▶ Activity: The whole answer is the data below, retyped exactly.

○ ○ ○ ○ ○ ○ ○

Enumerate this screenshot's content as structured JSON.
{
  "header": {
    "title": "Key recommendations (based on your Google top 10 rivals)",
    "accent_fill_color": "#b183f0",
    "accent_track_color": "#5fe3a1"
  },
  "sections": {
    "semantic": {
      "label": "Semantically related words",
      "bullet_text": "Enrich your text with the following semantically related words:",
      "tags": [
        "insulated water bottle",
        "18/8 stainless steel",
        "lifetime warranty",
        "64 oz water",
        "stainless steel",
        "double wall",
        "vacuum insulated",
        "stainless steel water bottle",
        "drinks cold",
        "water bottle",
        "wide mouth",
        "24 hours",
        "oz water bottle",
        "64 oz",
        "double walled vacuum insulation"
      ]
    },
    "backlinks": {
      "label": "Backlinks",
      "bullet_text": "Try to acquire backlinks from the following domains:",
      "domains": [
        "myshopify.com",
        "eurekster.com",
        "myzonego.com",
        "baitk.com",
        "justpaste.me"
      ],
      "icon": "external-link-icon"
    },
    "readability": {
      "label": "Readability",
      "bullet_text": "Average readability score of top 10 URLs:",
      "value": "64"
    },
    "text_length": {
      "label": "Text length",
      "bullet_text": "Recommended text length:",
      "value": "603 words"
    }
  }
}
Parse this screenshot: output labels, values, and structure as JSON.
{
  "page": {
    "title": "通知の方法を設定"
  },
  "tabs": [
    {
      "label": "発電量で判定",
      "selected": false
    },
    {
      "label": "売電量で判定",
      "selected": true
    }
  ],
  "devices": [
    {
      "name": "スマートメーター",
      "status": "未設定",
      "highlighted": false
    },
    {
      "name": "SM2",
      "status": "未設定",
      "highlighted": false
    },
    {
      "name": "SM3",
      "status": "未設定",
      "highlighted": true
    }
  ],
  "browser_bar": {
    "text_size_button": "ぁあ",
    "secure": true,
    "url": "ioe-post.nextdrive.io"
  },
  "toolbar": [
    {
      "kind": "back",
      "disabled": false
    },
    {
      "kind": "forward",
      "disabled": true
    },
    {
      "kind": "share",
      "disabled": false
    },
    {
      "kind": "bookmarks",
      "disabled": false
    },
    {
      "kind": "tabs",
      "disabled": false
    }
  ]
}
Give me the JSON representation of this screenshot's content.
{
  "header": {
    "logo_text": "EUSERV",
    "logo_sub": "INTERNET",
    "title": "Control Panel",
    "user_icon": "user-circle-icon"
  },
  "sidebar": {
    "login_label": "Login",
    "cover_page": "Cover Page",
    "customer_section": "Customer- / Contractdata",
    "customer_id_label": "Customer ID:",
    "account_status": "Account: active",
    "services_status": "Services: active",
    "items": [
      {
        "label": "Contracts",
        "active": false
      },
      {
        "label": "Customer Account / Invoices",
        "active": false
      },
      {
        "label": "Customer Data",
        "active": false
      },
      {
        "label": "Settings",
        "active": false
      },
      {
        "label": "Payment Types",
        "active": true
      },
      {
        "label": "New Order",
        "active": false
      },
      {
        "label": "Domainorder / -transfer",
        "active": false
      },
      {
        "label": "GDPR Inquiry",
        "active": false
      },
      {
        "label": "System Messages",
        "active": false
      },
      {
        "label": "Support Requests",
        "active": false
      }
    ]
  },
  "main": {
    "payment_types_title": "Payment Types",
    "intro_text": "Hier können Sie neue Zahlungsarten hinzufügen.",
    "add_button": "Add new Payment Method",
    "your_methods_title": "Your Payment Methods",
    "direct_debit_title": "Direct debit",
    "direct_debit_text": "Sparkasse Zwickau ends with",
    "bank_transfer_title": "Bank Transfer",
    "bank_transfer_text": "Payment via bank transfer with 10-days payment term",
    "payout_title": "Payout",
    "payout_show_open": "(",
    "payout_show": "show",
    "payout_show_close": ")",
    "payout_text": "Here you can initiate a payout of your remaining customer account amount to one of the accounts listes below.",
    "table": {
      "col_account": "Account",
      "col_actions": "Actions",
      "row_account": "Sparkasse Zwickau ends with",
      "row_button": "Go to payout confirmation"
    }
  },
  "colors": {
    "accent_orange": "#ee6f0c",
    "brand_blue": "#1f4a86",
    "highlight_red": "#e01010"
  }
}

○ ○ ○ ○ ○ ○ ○

▶ Task output:
Enumerate this screenshot's content as structured JSON.
{
  "header": {
    "title": "Key recommendations (based on your Google top 10 rivals)",
    "accent_fill_color": "#b183f0",
    "accent_track_color": "#5fe3a1"
  },
  "sections": {
    "semantic": {
      "label": "Semantically related words",
      "bullet_text": "Enrich your text with the following semantically related words:",
      "tags": [
        "insulated water bottle",
        "18/8 stainless steel",
        "lifetime warranty",
        "64 oz water",
        "stainless steel",
        "double wall",
        "vacuum insulated",
        "stainless steel water bottle",
        "drinks cold",
        "water bottle",
        "wide mouth",
        "24 hours",
        "oz water bottle",
        "64 oz",
        "double walled vacuum insulation"
      ]
    },
    "backlinks": {
      "label": "Backlinks",
      "bullet_text": "Try to acquire backlinks from the following domains:",
      "domains": [
        "myshopify.com",
        "eurekster.com",
        "myzonego.com",
        "baitk.com",
        "justpaste.me"
      ],
      "icon": "external-link-icon"
    },
    "readability": {
      "label": "Readability",
      "bullet_text": "Average readability score of top 10 URLs:",
      "value": "64"
    },
    "text_length": {
      "label": "Text length",
      "bullet_text": "Recommended text length:",
      "value": "603 words"
    }
  }
}
Parse this screenshot: output labels, values, and structure as JSON.
{
  "page": {
    "title": "通知の方法を設定"
  },
  "tabs": [
    {
      "label": "発電量で判定",
      "selected": false
    },
    {
      "label": "売電量で判定",
      "selected": true
    }
  ],
  "devices": [
    {
      "name": "スマートメーター",
      "status": "未設定",
      "highlighted": false
    },
    {
      "name": "SM2",
      "status": "未設定",
      "highlighted": false
    },
    {
      "name": "SM3",
      "status": "未設定",
      "highlighted": true
    }
  ],
  "browser_bar": {
    "text_size_button": "ぁあ",
    "secure": true,
    "url": "ioe-post.nextdrive.io"
  },
  "toolbar": [
    {
      "kind": "back",
      "disabled": false
    },
    {
      "kind": "forward",
      "disabled": true
    },
    {
      "kind": "share",
      "disabled": false
    },
    {
      "kind": "bookmarks",
      "disabled": false
    },
    {
      "kind": "tabs",
      "disabled": false
    }
  ]
}
Give me the JSON representation of this screenshot's content.
{
  "header": {
    "logo_text": "EUSERV",
    "logo_sub": "INTERNET",
    "title": "Control Panel",
    "user_icon": "user-circle-icon"
  },
  "sidebar": {
    "login_label": "Login",
    "cover_page": "Cover Page",
    "customer_section": "Customer- / Contractdata",
    "customer_id_label": "Customer ID:",
    "account_status": "Account: active",
    "services_status": "Services: active",
    "items": [
      {
        "label": "Contracts",
        "active": false
      },
      {
        "label": "Customer Account / Invoices",
        "active": false
      },
      {
        "label": "Customer Data",
        "active": false
      },
      {
        "label": "Settings",
        "active": false
      },
      {
        "label": "Payment Types",
        "active": true
      },
      {
        "label": "New Order",
        "active": false
      },
      {
        "label": "Domainorder / -transfer",
        "active": false
      },
      {
        "label": "GDPR Inquiry",
        "active": false
      },
      {
        "label": "System Messages",
        "active": false
      },
      {
        "label": "Support Requests",
        "active": false
      }
    ]
  },
  "main": {
    "payment_types_title": "Payment Types",
    "intro_text": "Hier können Sie neue Zahlungsarten hinzufügen.",
    "add_button": "Add new Payment Method",
    "your_methods_title": "Your Payment Methods",
    "direct_debit_title": "Direct debit",
    "direct_debit_text": "Sparkasse Zwickau ends with",
    "bank_transfer_title": "Bank Transfer",
    "bank_transfer_text": "Payment via bank transfer with 10-days payment term",
    "payout_title": "Payout",
    "payout_show_open": "(",
    "payout_show": "show",
    "payout_show_close": ")",
    "payout_text": "Here you can initiate a payout of your remaining customer account amount to one of the accounts listes below.",
    "table": {
      "col_account": "Account",
      "col_actions": "Actions",
      "row_account": "Sparkasse Zwickau ends with",
      "row_button": "Go to payout confirmation"
    }
  },
  "colors": {
    "accent_orange": "#ee6f0c",
    "brand_blue": "#1f4a86",
    "highlight_red": "#e01010"
  }
}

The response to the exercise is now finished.